Wednesday, December 16, 2015
Archive Review: The Yardbirds' Ultimate! (2001)
Cut out of label catalogs during the ‘70s, collectors paid premium prices for rare copies of Yardbirds’ vinyl. Even during the CD era, Yardbirds albums disappeared and reappeared with unpredictable reliability and “greatest hits” collections, often slapped together by unscrupulous fly-by-night labels, have proliferated. A lot of great music got misplaced, necessitating the release of the Ultimate! compilation by Rhino Records.
For younger music fans that want to know what all the brouhaha over the Yardbirds is about, look no further than Ultimate! The two-CD, 52-track boxed collection includes an enormous booklet filled with rare photos, song credits and comprehensive liner notes and history provided by late musician and collector Cub Koda. It’s the music that does the talking on Ultimate!, however, the Yardbirds kicking out an original and groundbreaking mix of blues and riff-oriented blues-rock during their five year lifespan. The band was blessed during its brief existence with not one but three – count 'em – three superstar six-string talents. Eric Clapton contributed guitar duties for one of the earliest incarnations of the band, leaving after a year and a half to be replaced by Jeff Beck. Jimmy Page joined the band as a bass player; later moving to guitar in a twin-guitar version of the band before taking over solo duties upon Beck’s departure.

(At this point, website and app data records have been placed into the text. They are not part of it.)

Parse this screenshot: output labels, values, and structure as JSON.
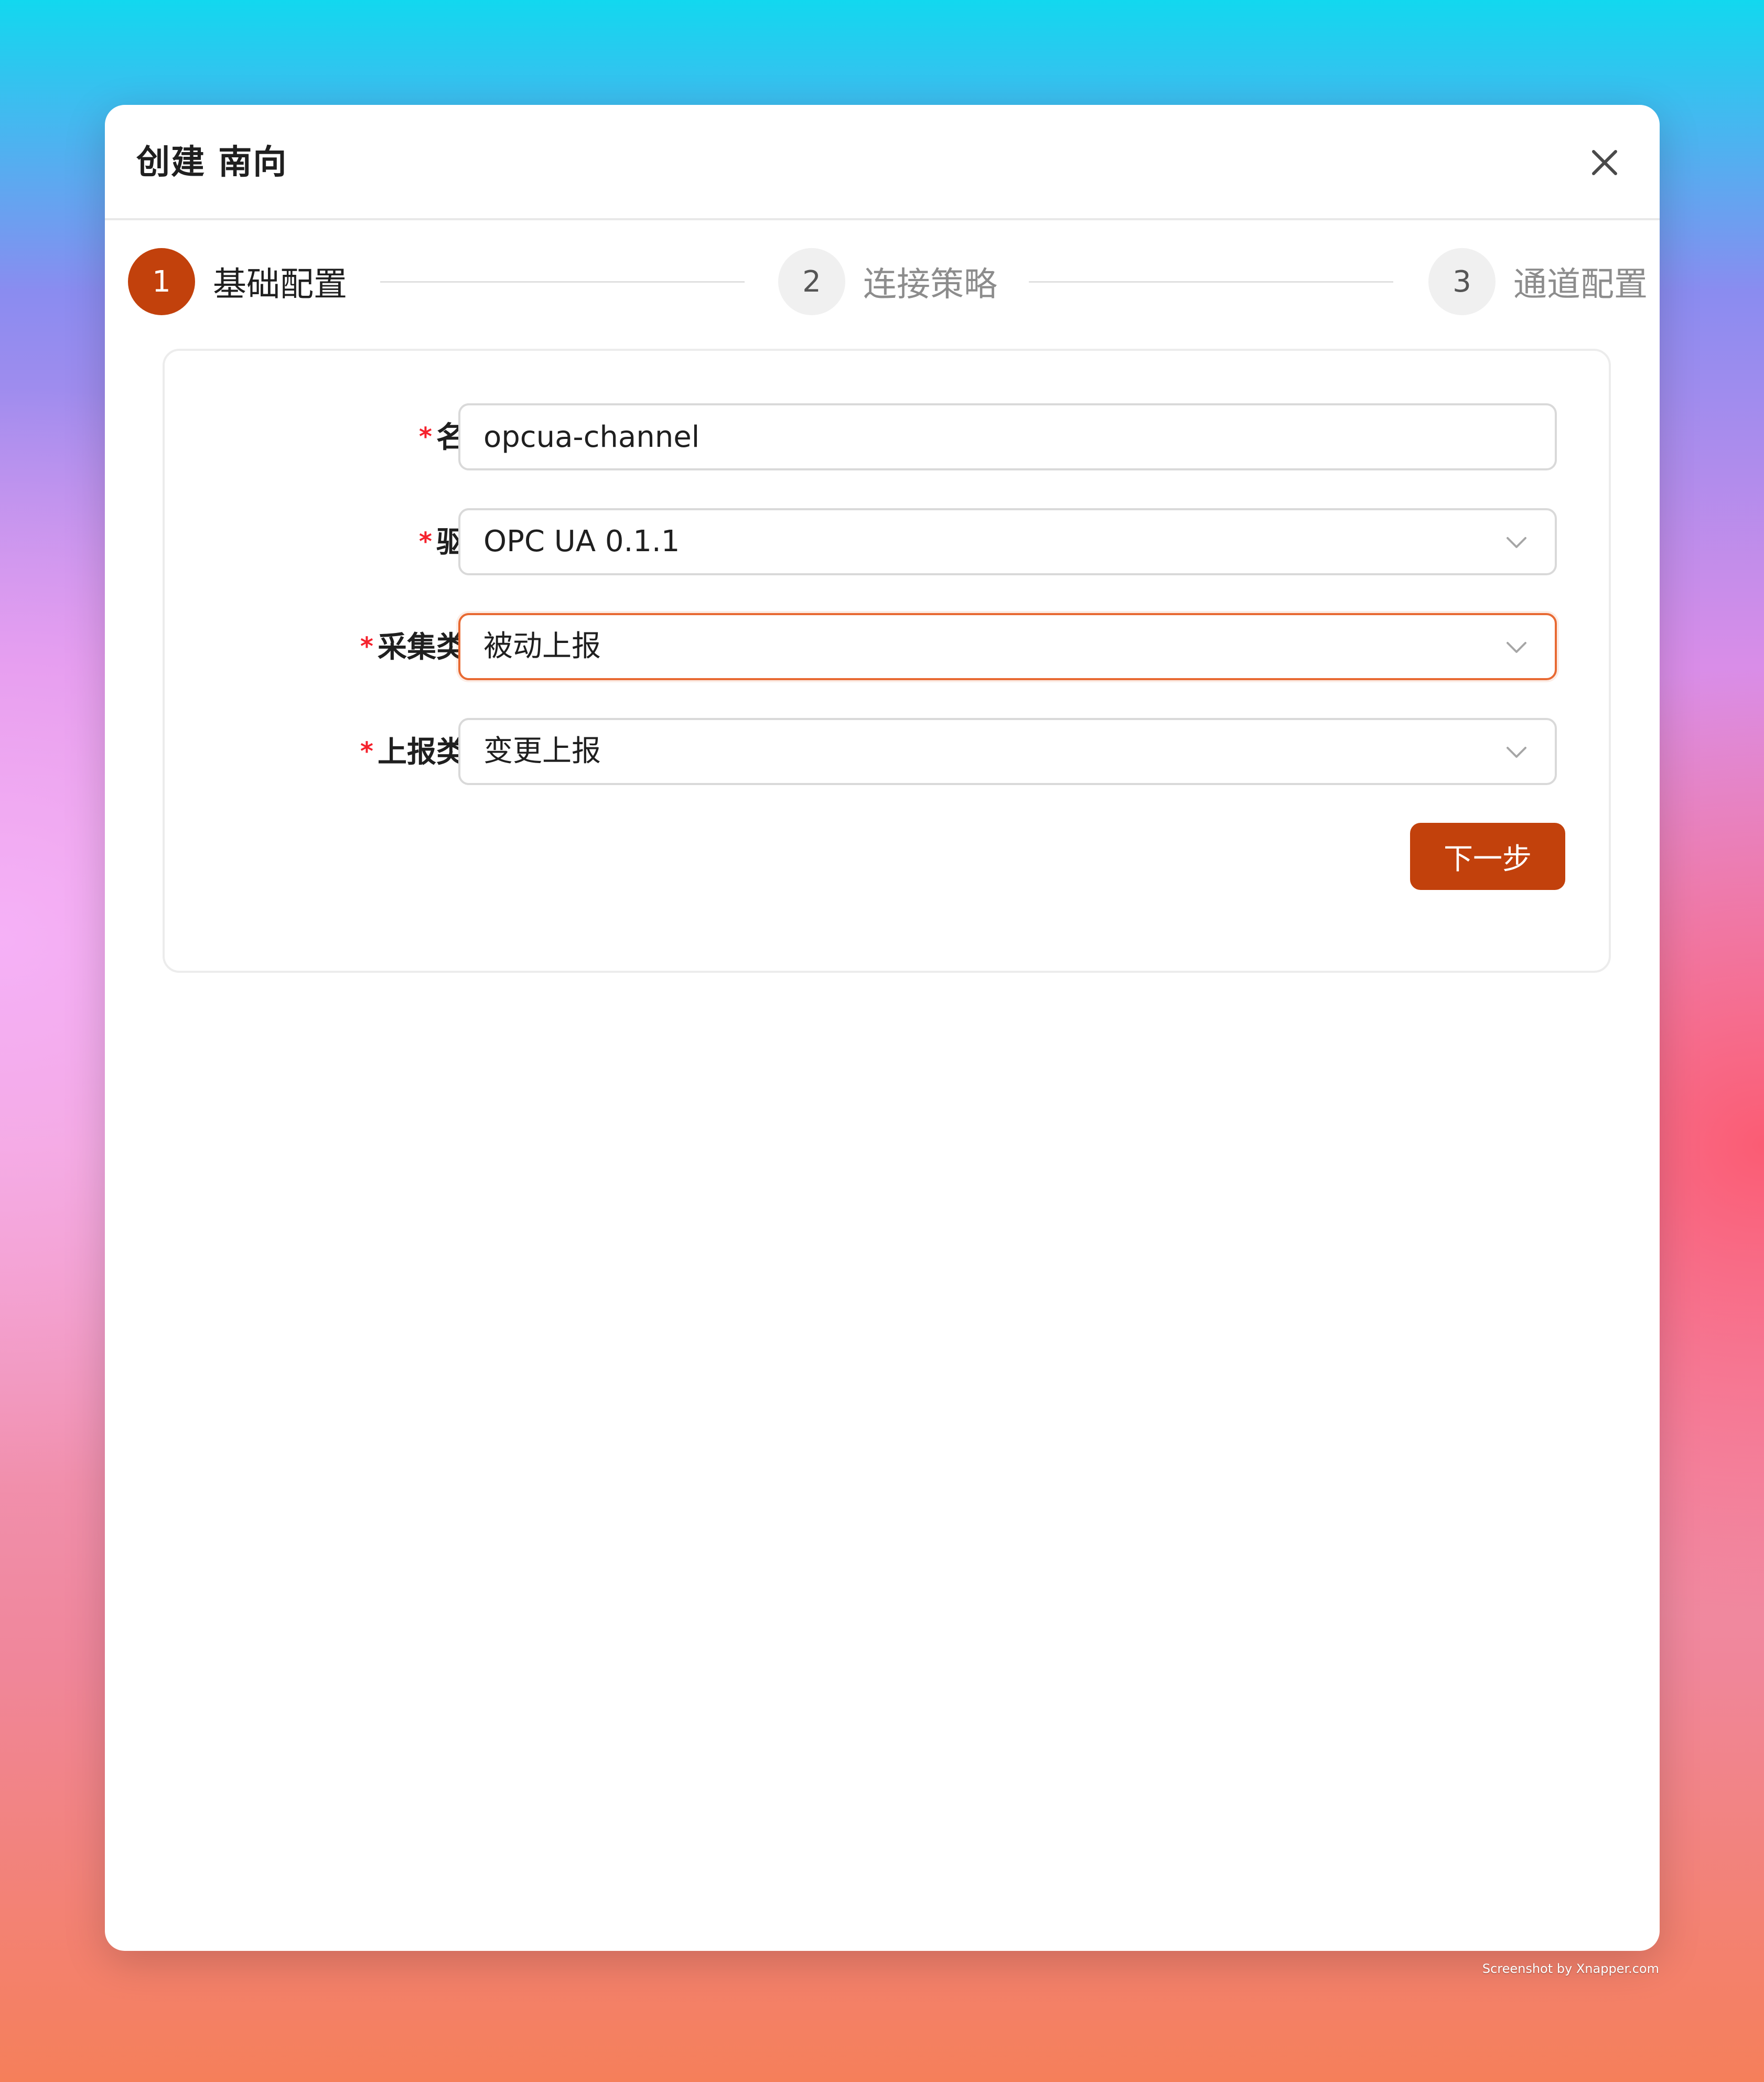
{
  "dialog": {
    "title": "创建 南向",
    "close_icon": "close-icon"
  },
  "steps": [
    {
      "number": "1",
      "label": "基础配置",
      "state": "active"
    },
    {
      "number": "2",
      "label": "连接策略",
      "state": "inactive"
    },
    {
      "number": "3",
      "label": "通道配置",
      "state": "inactive"
    }
  ],
  "form": {
    "required_mark": "*",
    "fields": [
      {
        "label": "名称",
        "type": "input",
        "value": "opcua-channel"
      },
      {
        "label": "驱动",
        "type": "select",
        "value": "OPC UA 0.1.1"
      },
      {
        "label": "采集类型",
        "type": "select",
        "value": "被动上报",
        "focused": true
      },
      {
        "label": "上报类型",
        "type": "select",
        "value": "变更上报"
      }
    ],
    "next_button": "下一步"
  },
  "colors": {
    "primary": "#c2410c",
    "focus_border": "#e86a33",
    "required": "#f5222d"
  },
  "watermark": "Screenshot by Xnapper.com"
}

Ultimate! pieces together a chronological history of the Yardbirds, beginning with early Clapton-led singles and other material recorded under the direction of original manager/producer Giorgio Gomelsky. The Gomelsky “era” stretches across the first disc and includes some of Clapton’s legendary original contributions to the band. Highlights include covers of John Lee Hooker’s “Boom Boom” and the Ernie K-Doe hit “A Certain Girl” as well as live tracks taken from the band’s debut album Five Live Yardbirds. The classic hit single “For Your Love” proved to be Clapton's swansong, the guitarist leaving the band in a huff over the song's commercial sound.
When Clapton departed to pursue a purer shade of blue with John Mayall’s Bluesbreakers, Jeff Beck was recruited and joined the Yardbirds as his replacement. It proved to be a match made in heaven – Beck’s improvisational six-string wizardry found a perfect chemistry with frontman Keith Relf’s passionate vocals and inspired harp playing. This would be the most successful period of the band’s career, as they cranked out chart-topping hits like “Heart Full of Soul,” “Shapes of Things” and “Over Under Sideways Down.”
There were plenty of other great tunes, though, such as the rollicking B-side instrumental “Jeff's Boogie” or a raucous cover of “The Train Kept A Rollin’,” recorded at Sam Phillip's Recording Service in Memphis. Beck’s maniacal use of feedback, distortion, echo and fuzz created a trademark sound for the band and paved the way for a thousand-and-one late ‘60s garage bands to delve into psychedelica, heavy metal, and endless instrumental jams.
Bassist and “musical director” Paul Samwell-Smith left the Yardbirds in 1966 to pursue a successful career as a producer, working with talents like Cat Stevens and Jethro Tull. Jimmy Page was brought in to play bass, taking over six-string duties on tour during a Beck absence. The Beck/Page line-up only recorded a couple of singles, most notably “Stroll On” from the movie Blow-Up and the single “Happenings Ten Years Time Ago,” which also featured future Led Zeppelin bassist John Paul Jones.
The Page-led Yardbirds kicked out some interesting tunes, working with new manager Peter Grant and superstar Britpop producer Mickey Most, moving into a less bluesy and more complex psychedelic-influenced era. Page’s “Tinker, Tailor, Soldier, Sailor” was a fascinating slice of pop-rock while the acoustic-instrumental "White Summer” was an energetic artistic predecessor to Led Zeppelin's experimentation with British folk and Middle Eastern melodies. The Harry Nilsson composition “Ten Little Indians” is a chaotic delight while “Drinking Muddy Water” sounds like the Chicago blues as filtered through London’s Marquee Club. Ultimate! also adds three solo recordings from Yardbirds’ vocalist Keith Relf.
Over the course of seven albums, the Yardbirds earned a legacy as one of the true seminal bands in rock ‘n’ roll history. Their musical contributions to the genre still sound alive and vibrant thirty-five years after the fact. The band also served as an important predecessor to the formation of Led Zeppelin, arguably the most important and successful rock band of the ‘70s (if not of all time). If I had one complaint with this set, it is in the lack of material from the band’s collaboration with blues giant Sonny Boy Williamson, an inspired album that predated the superstar-laden 1970s-era “London sessions” of Muddy Waters and Howlin’ Wolf by a decade. Ultimate! nevertheless provides a fine history of the band, an important collection that should please both hardcore collectors and new listeners alike. (Rhino Records, released July 31, 2001)